The United States is in the midst of not one but two pandemics: COVID-19 and gun violence. Our country has seen the highest increase in per capita homicides in modern history since the start of the COVID-19 pandemic. (Federal Bureau of Investigation; https://bit.ly/3EE0jbM.) This translates to 21,570 people being victims of homicide in 2020, a 30% increase from the previous year. We are collectively conditioned to assume that Congress will sit idly by, but that assumption may prove wrong this time.
Congress is about to make perhaps the biggest investment in violence prevention in our nation’s history. President Biden’s $1.7 trillion jobs and social safety net bill — called the Build Back Better Act — includes a $5 billion investment in community violence prevention and response, which would be split equally between the Centers for Disease Control and Prevention and the Department of Justice. This new funding, if passed by Congress, would enable dozens of cities experiencing the highest levels of violence to deploy evidence-based strategies to break the cycle of violence.
The ability to disburse funds widely across the United States is essential. Most people think that big cities are the source of most of the violence, but the distribution of violence in this country is much more nuanced and no region is spared. (CBS News. April 19, 2021; https://cbsn.ws/3ow0X5D.) It’s no surprise to see Baltimore near the top of a list of America’s 20 cities with the highest homicide rates, but that list also includes cities as diverse as San Bernardino, Calif.; Birmingham, AL; and Dayton, Ohio. Clearly, a national solution is warranted.
What would such a solution look like? It would maintain a particular focus on preventing violence among those most at risk of becoming victims or perpetrators. We know that violence tends to be concentrated not just in certain cities, but in certain neighborhoods. Only one percent of people living in these high-risk areas are most at risk of engaging in serious violence at any given time, and public health approaches can be deployed by identifying these people.
The public health approach is found in many models of violence intervention. Some key examples identified in President Biden’s plan are hospital-based violence intervention programs, targeted trauma-informed care using cognitive behavioral therapy, and street outreach and violence interruption. . (Biden-Harris Community Violence Response Fact Sheet. April 7, 2021; https://bit.ly/3oAtl6T.)

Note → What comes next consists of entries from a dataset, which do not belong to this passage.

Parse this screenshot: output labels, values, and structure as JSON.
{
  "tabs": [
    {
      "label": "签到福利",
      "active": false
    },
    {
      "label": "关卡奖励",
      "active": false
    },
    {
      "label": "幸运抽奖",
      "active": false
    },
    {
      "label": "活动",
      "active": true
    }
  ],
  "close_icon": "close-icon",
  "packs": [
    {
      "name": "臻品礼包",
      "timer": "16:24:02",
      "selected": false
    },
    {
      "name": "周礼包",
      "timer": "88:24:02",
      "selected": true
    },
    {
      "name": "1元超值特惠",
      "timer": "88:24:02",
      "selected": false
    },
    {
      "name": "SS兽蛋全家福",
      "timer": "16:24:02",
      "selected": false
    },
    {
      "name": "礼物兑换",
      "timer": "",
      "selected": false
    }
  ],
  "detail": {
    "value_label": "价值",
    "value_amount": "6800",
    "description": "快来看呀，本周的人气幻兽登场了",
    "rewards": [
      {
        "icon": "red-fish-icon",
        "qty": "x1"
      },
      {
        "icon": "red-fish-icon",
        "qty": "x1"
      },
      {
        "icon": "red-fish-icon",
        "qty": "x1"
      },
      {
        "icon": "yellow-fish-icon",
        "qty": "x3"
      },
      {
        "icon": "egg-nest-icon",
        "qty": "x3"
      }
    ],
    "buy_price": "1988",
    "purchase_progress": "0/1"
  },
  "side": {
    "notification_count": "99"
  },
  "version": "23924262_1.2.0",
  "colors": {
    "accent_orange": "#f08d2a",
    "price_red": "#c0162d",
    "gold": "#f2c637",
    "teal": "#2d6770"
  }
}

Research has demonstrated that not only are these interventions effective (John Jay Research and Evaluation Center. November 9, 2021; https://bit.ly/3IwldMx), but their health-focused community approach allows them to avoid the traditional partisan deadlock that surrounds Second Amendment issues.
Critical role of EPs
These models have differences, but they share basic elements. They focus on those most at risk and deploy crisis interventions when violence is imminent; they provide intensive, long-term community care that treats physical and psychological injuries; they incorporate comprehensive case management by culturally competent workers who provide links to community services, mentoring and medical care; and they work upstream to act on the social determinants of health.
This proposed investment may be new to many, but emergency physicians have played a vital role in the development and advancement of many of these solutions. One example is the Health Alliance for Violence Intervention (HAVI), the national organization representing hospital violence intervention programs. Four of HAVI’s seven founding member programs were led by emergency physicians when it launched in 2009. The model has spread nationally since then and now has 50 members and 40 other new and developing programs. (The Health Alliance for Violence Intervention. www.thehavi.org.)
Our specialty societies have also supported these approaches. The American College of Emergency Physicians Council passed a resolution in 2013 on establishing hospital-based violence intervention programs and more recently supported the Bipartisan Solution to Cycle Violence Act of 2021 introduced by Reps. Dutch Ruppersberger (D-MD) and Adam Kinzinger (R-IL). (https://bit.ly/3oBZLOm.) It is much smaller than the investment included in the Build Back Better Act, but this legislation is supported by organizations as diverse as the National Association of District Attorneys, the Fraternal Order of Police, the Association National for the Advancement of Colored People, and a variety of health organizations.
The $5 billion investment has passed the House of Representatives and is awaiting a vote by the US Senate, as of this writing in December. Its final adoption is uncertain, but the proposal represents the power of public health in preventing violence. Physicians, public health professionals and communities have developed these programs, studied their effectiveness and championed them as solutions to violence for many years. Now it’s up to Congress to seize this historic opportunity to save lives by funding them.
Dr. Fischeris a Clinical Assistant Professor at the University of Maryland School of Medicine, where he is Fellowship Director of the Health Policy and Leadership Fellowship Program. He is also the policy director of the Health Alliance for Violence Intervention..